By Helene Cooper
The New York Times
SAN JOSE DEL CABO, Mexico
President Barack Obama and other world leaders pronounced themselves united in the effort to increase growth and employment in the global economy Tuesday but appeared to make only modest headway in persuading Chancellor Angela Merkel of Germany to drop her opposition to more government spending to alleviate Europe's debt crisis.
Meeting in an effort to lift the sputtering world economy, the leaders of the Group of 20 countries eschewed specific commitments. Instead, they limited themselves to more generalized promises to invest in public works, overhaul labor markets, and use innovation, education and infrastructure investment to fuel economic growth. A more detailed plan to address Europe's crisis is expected to emerge next week after a European summit meeting in Brussels.

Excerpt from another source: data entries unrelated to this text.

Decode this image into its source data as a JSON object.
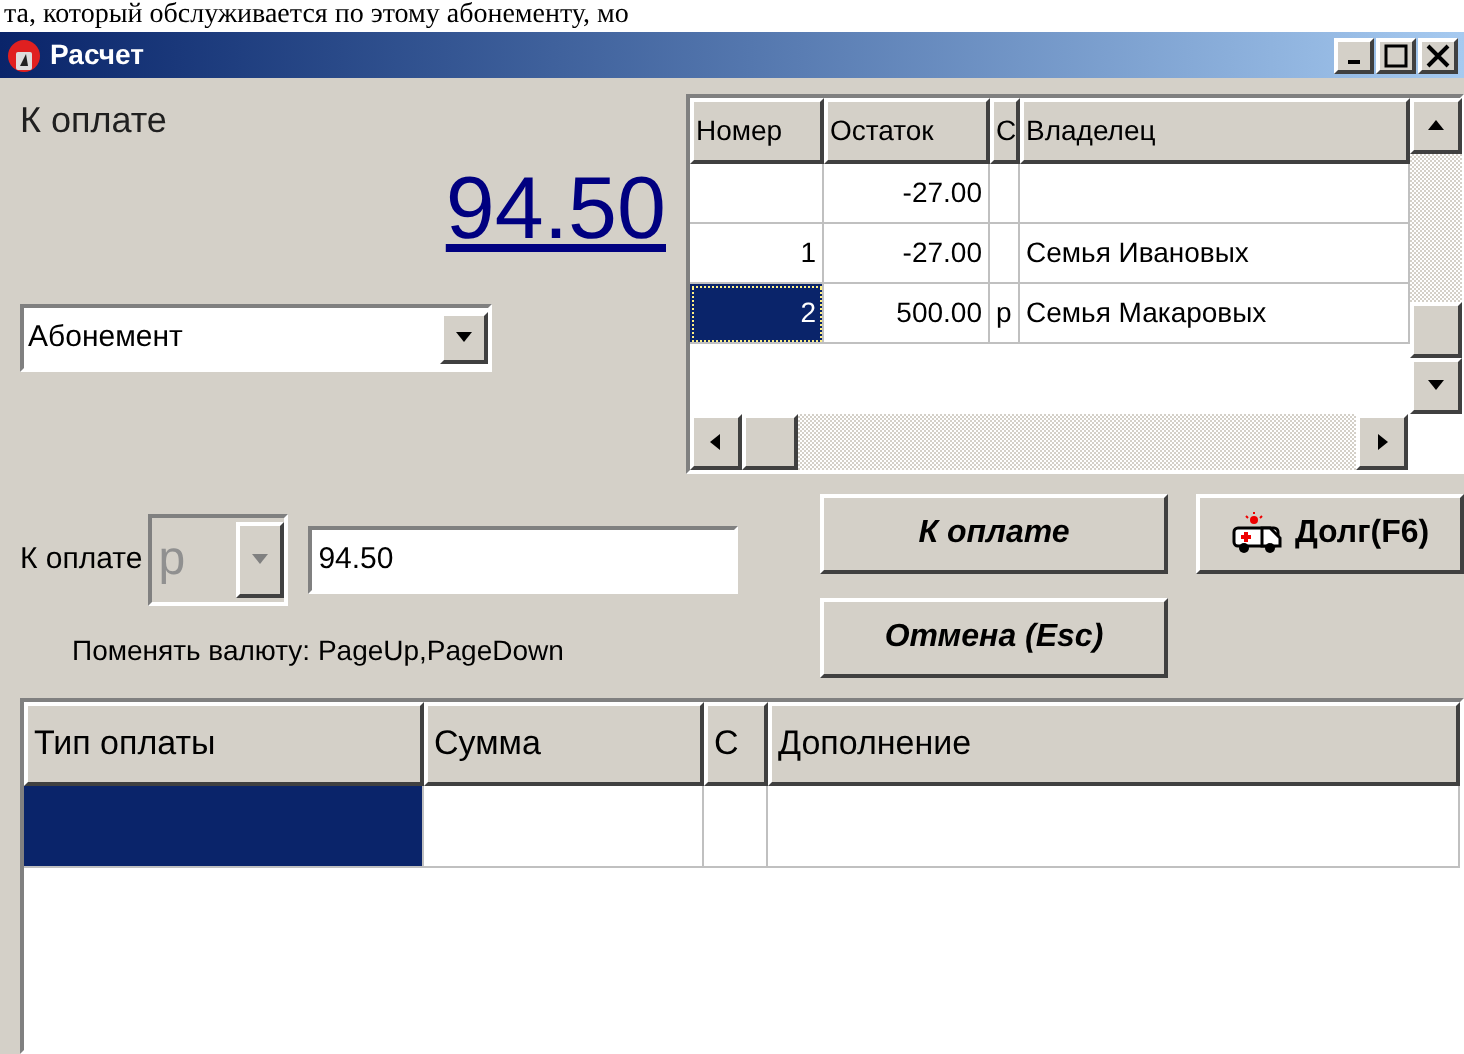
{
  "background_text": "та, который обслуживается по этому абонементу, мо",
  "window": {
    "title": "Расчет"
  },
  "amount": {
    "label": "К оплате",
    "value": "94.50"
  },
  "payment_type": {
    "value": "Абонемент"
  },
  "accounts": {
    "columns": [
      "Номер",
      "Остаток",
      "С",
      "Владелец"
    ],
    "rows": [
      {
        "cells": [
          "",
          "-27.00",
          "",
          ""
        ],
        "selected": false
      },
      {
        "cells": [
          "1",
          "-27.00",
          "",
          "Семья Ивановых"
        ],
        "selected": false
      },
      {
        "cells": [
          "2",
          "500.00",
          "р",
          "Семья Макаровых"
        ],
        "selected": true
      }
    ]
  },
  "payment": {
    "label": "К оплате",
    "currency": "р",
    "currency_disabled": true,
    "value": "94.50",
    "hint": "Поменять валюту: PageUp,PageDown"
  },
  "buttons": [
    {
      "label": "К оплате",
      "kind": "pay"
    },
    {
      "label": "Долг(F6)",
      "kind": "debt"
    },
    {
      "label": "Отмена (Esc)",
      "kind": "cancel"
    }
  ],
  "payments": {
    "columns": [
      "Тип оплаты",
      "Сумма",
      "С",
      "Дополнение"
    ],
    "rows": [
      {
        "cells": [
          {
            "selected": true
          },
          {
            "selected": false
          },
          {
            "selected": false
          },
          {
            "selected": false
          }
        ]
      }
    ]
  }
}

With his own re-election chances directly tied to the European economic crisis as it drags down growth in the United States, Obama desperately wants Merkel to loosen the reins on spending and the austerity programs that have been imposed on Greece and the other struggling eurozone economies.

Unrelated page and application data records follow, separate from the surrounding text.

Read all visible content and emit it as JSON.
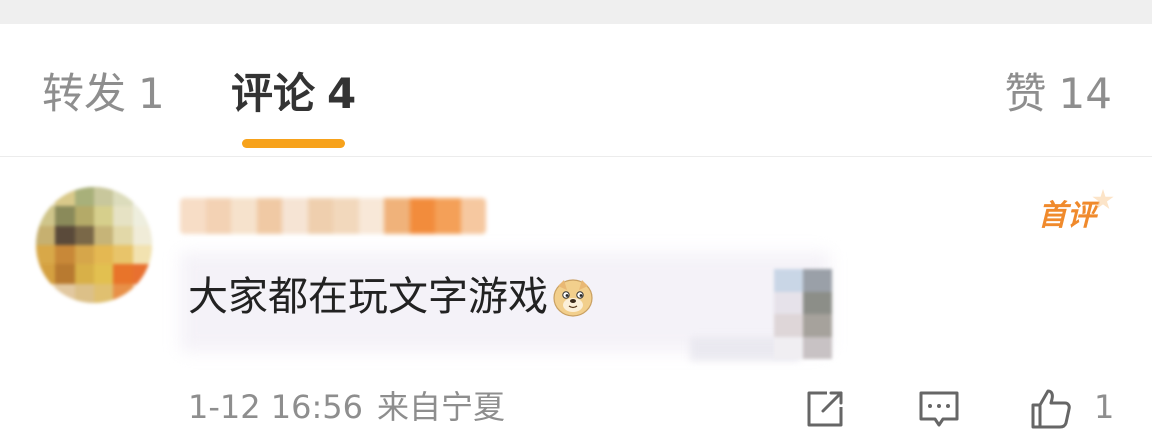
{
  "tabs": {
    "repost": {
      "label": "转发",
      "count": "1"
    },
    "comment": {
      "label": "评论",
      "count": "4"
    },
    "like": {
      "label": "赞",
      "count": "14"
    },
    "active": "comment",
    "accent_color": "#f7a21b"
  },
  "comment": {
    "badge": "首评",
    "text": "大家都在玩文字游戏",
    "emoji": "doge-emoji",
    "time": "1-12 16:56",
    "source": "来自宁夏",
    "like_count": "1"
  },
  "icons": {
    "share": "share-external-icon",
    "reply": "reply-comment-icon",
    "like": "thumbs-up-icon"
  }
}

The 20 countries represented agreed to take the "necessary actions" to strengthen global growth and restore confidence, and promised that the eurozone countries would work to safeguard the stability of the euro.
The leaders seemed to hint that they had, at least, brought Germany closer to the notion of a more integrated European banking system - like the U.S. FDIC - that would pay to insure deposits in the event of failing institutions.
"We support the intention to consider concrete steps toward a more integrated financial architecture, encompassing banking supervision, resolution and recapitalization, and deposit insurance," the statement said.
Merkel said during a news conference: "From the side of the European Union, we argued unanimously and collectively that we are determined to solve the crisis, and to do it in a mix of fiscal consolidation, growth initiatives, and deepening of European cooperation. That reached very attentive ears here."
But she added pointedly that a significant stimulus program, like the coordinated actions in the wake of the financial crisis, "cannot simply be repeated," and even said that Obama agreed. "The American president said, and we on the European side said, that doesn't work, the debts are too high for that."
That might be an oversimplification of the U.S. position, because Obama administration officials have spent the past year trying to point to the example of the steps that they took, including the stimulus, to jump-start the economy in 2008 and 2009.